As most internal tools, its feature set was closely dictated by the peculiar structure and needs of its first customer. To the question “how do we batch-validate all our pages?”, the W3C’s answer was “Maybe we want to get the results little by little, and fix a few pages a week. At least we should make sure that the pages that are accessed a lot are clean and interoperable.” A tool was born, and a no-nonsense process formulated. The next question was “Can we make sure that there invalid documents are not created faster than we are fixing them?”, and the log validator was modified to work as a batch validator for any list of links, and hooked to the commit history of W3C’s publishing system.
Most tools will only evolve if it invites new customers, and their needs. Even when the features that come as a result can seem a little strange. Does anyone want to process their server logs and find the 100 most popular valid HTML documents? I would have no use for this, and it may sound rather useless. But when a manager of the department of commerce of a large government came and asked whether our tools could be used (among other criteria) to assess the quality of Web sites for a contest, we had to come up with a way for the tool to not just report about invalid entries, but also valid ones, and the ones that the validator(s) gave up on. As a result, the logvalidator became more flexible in its output.

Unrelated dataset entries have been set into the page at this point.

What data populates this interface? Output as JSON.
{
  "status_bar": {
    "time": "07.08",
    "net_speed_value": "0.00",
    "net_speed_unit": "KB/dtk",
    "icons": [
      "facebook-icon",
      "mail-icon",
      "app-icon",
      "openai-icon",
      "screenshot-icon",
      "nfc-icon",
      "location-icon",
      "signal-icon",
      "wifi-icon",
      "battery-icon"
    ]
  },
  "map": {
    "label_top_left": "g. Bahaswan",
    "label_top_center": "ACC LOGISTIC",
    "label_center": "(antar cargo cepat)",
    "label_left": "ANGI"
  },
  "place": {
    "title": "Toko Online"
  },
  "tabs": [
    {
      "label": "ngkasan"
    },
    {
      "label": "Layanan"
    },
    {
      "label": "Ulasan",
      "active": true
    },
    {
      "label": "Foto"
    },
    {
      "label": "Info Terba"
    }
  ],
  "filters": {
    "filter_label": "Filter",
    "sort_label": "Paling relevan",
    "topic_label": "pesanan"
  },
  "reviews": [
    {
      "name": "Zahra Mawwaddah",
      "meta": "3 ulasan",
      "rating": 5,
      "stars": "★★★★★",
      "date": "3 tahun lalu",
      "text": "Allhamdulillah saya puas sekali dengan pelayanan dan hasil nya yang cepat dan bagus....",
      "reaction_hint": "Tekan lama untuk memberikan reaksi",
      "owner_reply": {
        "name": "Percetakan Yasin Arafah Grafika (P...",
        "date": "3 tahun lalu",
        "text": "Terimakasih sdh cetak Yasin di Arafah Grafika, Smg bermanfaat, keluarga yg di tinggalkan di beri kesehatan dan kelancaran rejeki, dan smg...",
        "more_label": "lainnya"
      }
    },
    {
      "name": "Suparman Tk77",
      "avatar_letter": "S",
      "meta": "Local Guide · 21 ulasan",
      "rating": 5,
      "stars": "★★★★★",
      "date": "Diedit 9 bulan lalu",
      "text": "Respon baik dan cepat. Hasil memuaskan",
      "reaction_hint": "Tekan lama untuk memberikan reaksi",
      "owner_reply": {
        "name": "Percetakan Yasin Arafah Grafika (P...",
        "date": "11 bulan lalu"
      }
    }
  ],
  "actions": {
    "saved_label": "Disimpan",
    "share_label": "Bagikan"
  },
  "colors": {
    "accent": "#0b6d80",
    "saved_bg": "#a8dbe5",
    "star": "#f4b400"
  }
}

Does it sound like a silly feature to add for a single “customer”? It is not: the new customer brought tons of interesting real-life test cases, and we fixed half a dozen bugs already, thanks to them. Sometimes an odd feature request goes a long way.